Ian Fraser “Lemmy” Kilmister, the charismatic frontman of heavy metal group Motörhead, has died of cancer, the band announced on Facebook. He was 70 years old.
“There is no easy way to say this…our mighty, noble friend Lemmy passed away today after a short battle with an extremely aggressive cancer,” the post reads.
The singer and bassist celebrated his birthday Thursday and found out about his cancer two days later, according to the Facebook post.
Born in Staffordshire, England, Lemmy played in the space rock group Hawkwind from 1972 to 1975. Breaking from his former group’s sound, Kilmister formed Motörhead along with Pink Fairies guitarist Larry Wallis and drummer Lucas Fox in 1975. The name was the same as the final song Kilmister penned for Hawkwind, which is track No. 1 on Motörhead’s first recorded album, On Parole.
Not long after forming the group, Wallis and Fox were replaced by a new guitarist and drummer in Eddie Clarke and the late Phil Taylor, respectively. The trio produced five albums together, including the seminal Ace of Spades in 1980.
Motörhead produced 22 studio albums with various lineups, with Lemmy as the only regular member. The most recent configuration included guitarist Phil Campbell and former King Diamond drummer Mikkey Dee; the group put out August’s Bad Magic. Kilmister’s brash vocals and frantic bass riffs were essential to the group’s frenetic sound, and his look — a black cowboy hat and mutton chops — was synonymous with the band’s image.
Known for his love of alcohol and brazen personality, Lemmy embraced the rockstar image.
“If you’re gonna be a f—ing rock star, go be one. People don’t want to see the guy next door on the stage, they want to see a being from another planet,” he told the Rock & Roll Hall of Fame. “You want to see somebody you’d never meet in ordinary life, for a start. You want to see a being from somewhere else, who comes to your planet, f—s you up and goes away again.
“That’s the idea with rock & roll. It should be amazing from start to finish and not ordinary.”
The group’s music never produced exorbitant record sales, but did garner a cult following and influence other musicians. Members of the rock family posted their condolences on social media:
Lost one of my best friends, Lemmy, today. He will be sadly missed. He was a warrior and a legend. I will see you on the other side.
— Ozzy Osbourne (@OzzyOsbourne) December 29, 2015
Oh my. Lemmy got let in on the big secret. One of the greatest rockers of all time. Amazingly unique incredible bass player. My hero. Wow.
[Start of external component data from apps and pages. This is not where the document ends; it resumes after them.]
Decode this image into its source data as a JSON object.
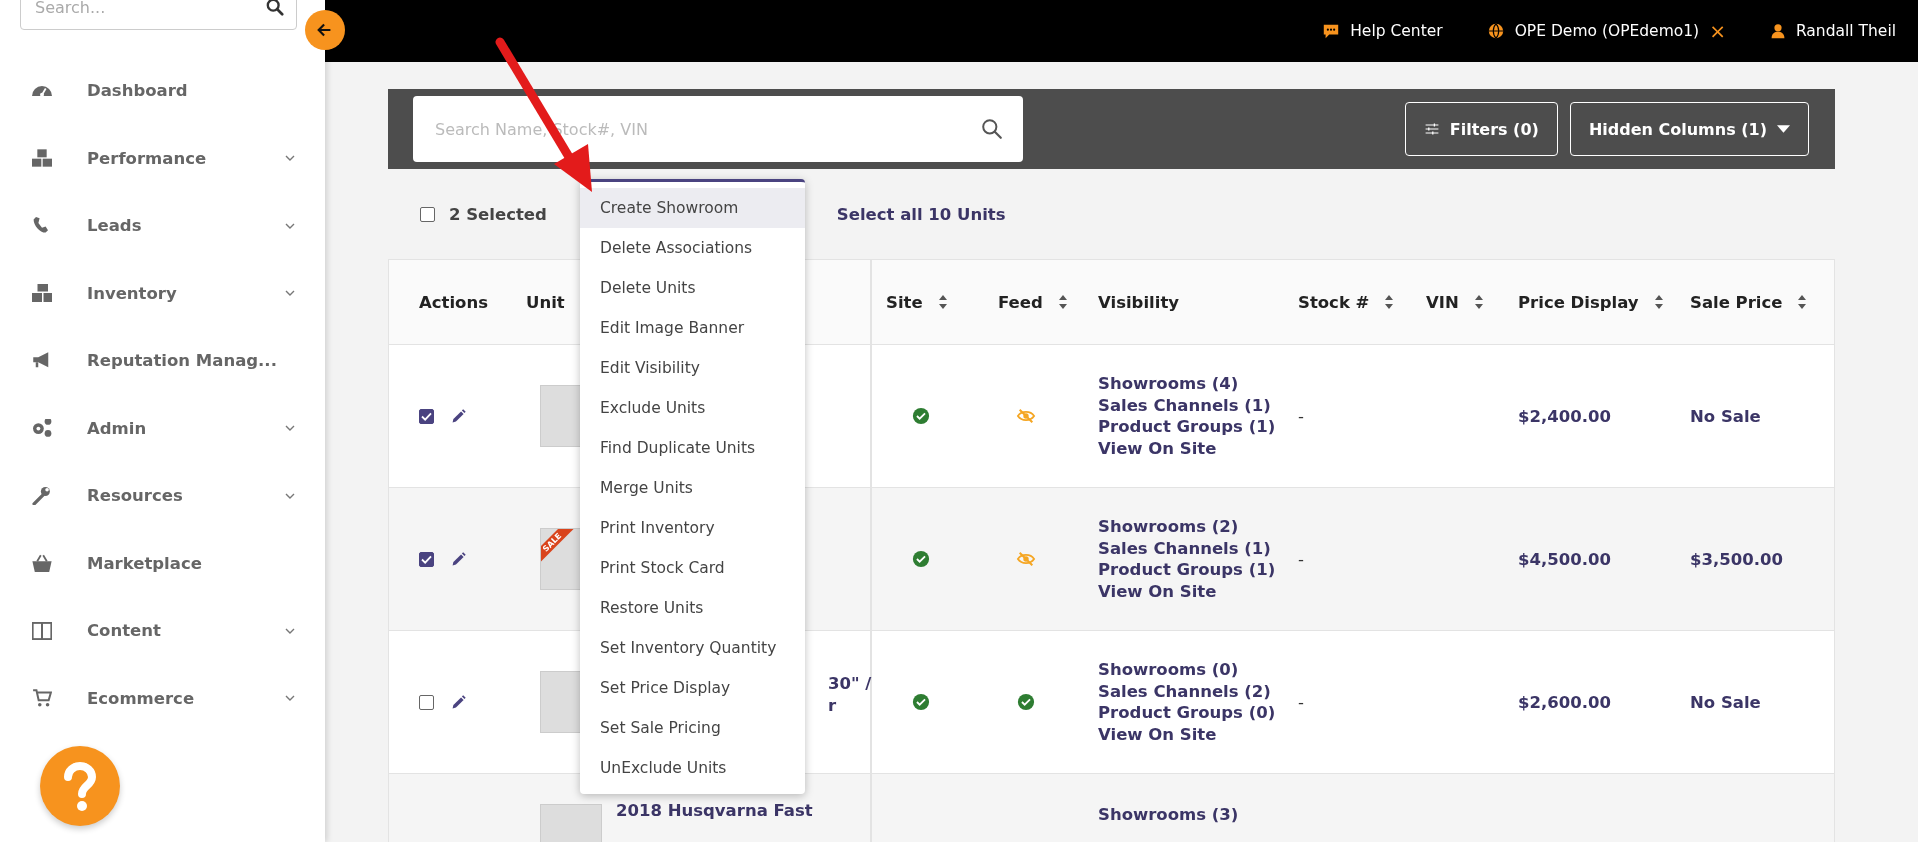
{
  "sidebar": {
    "search": {
      "placeholder": "Search..."
    },
    "items": [
      {
        "label": "Dashboard",
        "has_submenu": false
      },
      {
        "label": "Performance",
        "has_submenu": true
      },
      {
        "label": "Leads",
        "has_submenu": true
      },
      {
        "label": "Inventory",
        "has_submenu": true
      },
      {
        "label": "Reputation Manag...",
        "has_submenu": false
      },
      {
        "label": "Admin",
        "has_submenu": true
      },
      {
        "label": "Resources",
        "has_submenu": true
      },
      {
        "label": "Marketplace",
        "has_submenu": false
      },
      {
        "label": "Content",
        "has_submenu": true
      },
      {
        "label": "Ecommerce",
        "has_submenu": true
      }
    ]
  },
  "topbar": {
    "help": "Help Center",
    "account": "OPE Demo (OPEdemo1)",
    "close": "×",
    "user": "Randall Theil"
  },
  "toolbar": {
    "search": {
      "placeholder": "Search Name, Stock#, VIN"
    },
    "filters": "Filters (0)",
    "hidden_columns": "Hidden Columns (1)"
  },
  "selection": {
    "checked": false,
    "label": "2 Selected",
    "select_all": "Select all 10 Units"
  },
  "menu": [
    {
      "label": "Create Showroom",
      "selected": true
    },
    {
      "label": "Delete Associations",
      "selected": false
    },
    {
      "label": "Delete Units",
      "selected": false
    },
    {
      "label": "Edit Image Banner",
      "selected": false
    },
    {
      "label": "Edit Visibility",
      "selected": false
    },
    {
      "label": "Exclude Units",
      "selected": false
    },
    {
      "label": "Find Duplicate Units",
      "selected": false
    },
    {
      "label": "Merge Units",
      "selected": false
    },
    {
      "label": "Print Inventory",
      "selected": false
    },
    {
      "label": "Print Stock Card",
      "selected": false
    },
    {
      "label": "Restore Units",
      "selected": false
    },
    {
      "label": "Set Inventory Quantity",
      "selected": false
    },
    {
      "label": "Set Price Display",
      "selected": false
    },
    {
      "label": "Set Sale Pricing",
      "selected": false
    },
    {
      "label": "UnExclude Units",
      "selected": false
    }
  ],
  "table": {
    "columns": [
      {
        "label": "Actions",
        "sortable": false
      },
      {
        "label": "Unit",
        "sortable": false
      },
      {
        "label": "Site",
        "sortable": true
      },
      {
        "label": "Feed",
        "sortable": true
      },
      {
        "label": "Visibility",
        "sortable": false
      },
      {
        "label": "Stock #",
        "sortable": true
      },
      {
        "label": "VIN",
        "sortable": true
      },
      {
        "label": "Price Display",
        "sortable": true
      },
      {
        "label": "Sale Price",
        "sortable": true
      }
    ],
    "rows": [
      {
        "checked": true,
        "badge": null,
        "site_live": true,
        "feed_visible": false,
        "visibility": [
          "Showrooms (4)",
          "Sales Channels (1)",
          "Product Groups (1)",
          "View On Site"
        ],
        "stock": "-",
        "price": "$2,400.00",
        "sale": "No Sale"
      },
      {
        "checked": true,
        "badge": "SALE",
        "site_live": true,
        "feed_visible": false,
        "visibility": [
          "Showrooms (2)",
          "Sales Channels (1)",
          "Product Groups (1)",
          "View On Site"
        ],
        "stock": "-",
        "price": "$4,500.00",
        "sale": "$3,500.00"
      },
      {
        "checked": false,
        "badge": null,
        "name": {
          "kind": "covered",
          "lines": [
            "30\" /",
            "r"
          ]
        },
        "site_live": true,
        "feed_visible": true,
        "visibility": [
          "Showrooms (0)",
          "Sales Channels (2)",
          "Product Groups (0)",
          "View On Site"
        ],
        "stock": "-",
        "price": "$2,600.00",
        "sale": "No Sale"
      },
      {
        "badge": null,
        "name": {
          "kind": "full",
          "lines": [
            "2018 Husqvarna Fast"
          ]
        },
        "visibility": [
          "Showrooms (3)"
        ]
      }
    ]
  }
}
— Flea (@flea333) December 29, 2015
Lemmy RIP….@myMotorhead my condolences to his family..
— Billy Idol (@BillyIdol) December 29, 2015
— Dave Navarro (@DaveNavarro) December 29, 2015
A sad day. Thanks for the songs and memories. We lost an original today. RIP Lemmy Kilmister.
— Nickelback (@Nickelback) December 29, 2015
My dear friend, Lemmy, passed away today. I’ve known him for 38 years. He will be so missed but he will never be forgotten.
— Sharon Osbourne (@MrsSOsbourne) December 29, 2015
RIP #Lemmy heaven is Rockin tonight
— Joey Kramer (@joeykramer) December 29, 2015
Very sad to hear of Lemmy’s passing. We’ve lost a true, true legend. RIP pic.twitter.com/vVVckaeZXM
— Geezer Butler (@GZRMusic) December 29, 2015
Lemmy — Motorhead What else can I say?
— Krist Novoselić (@KristNovoselic) December 29, 2015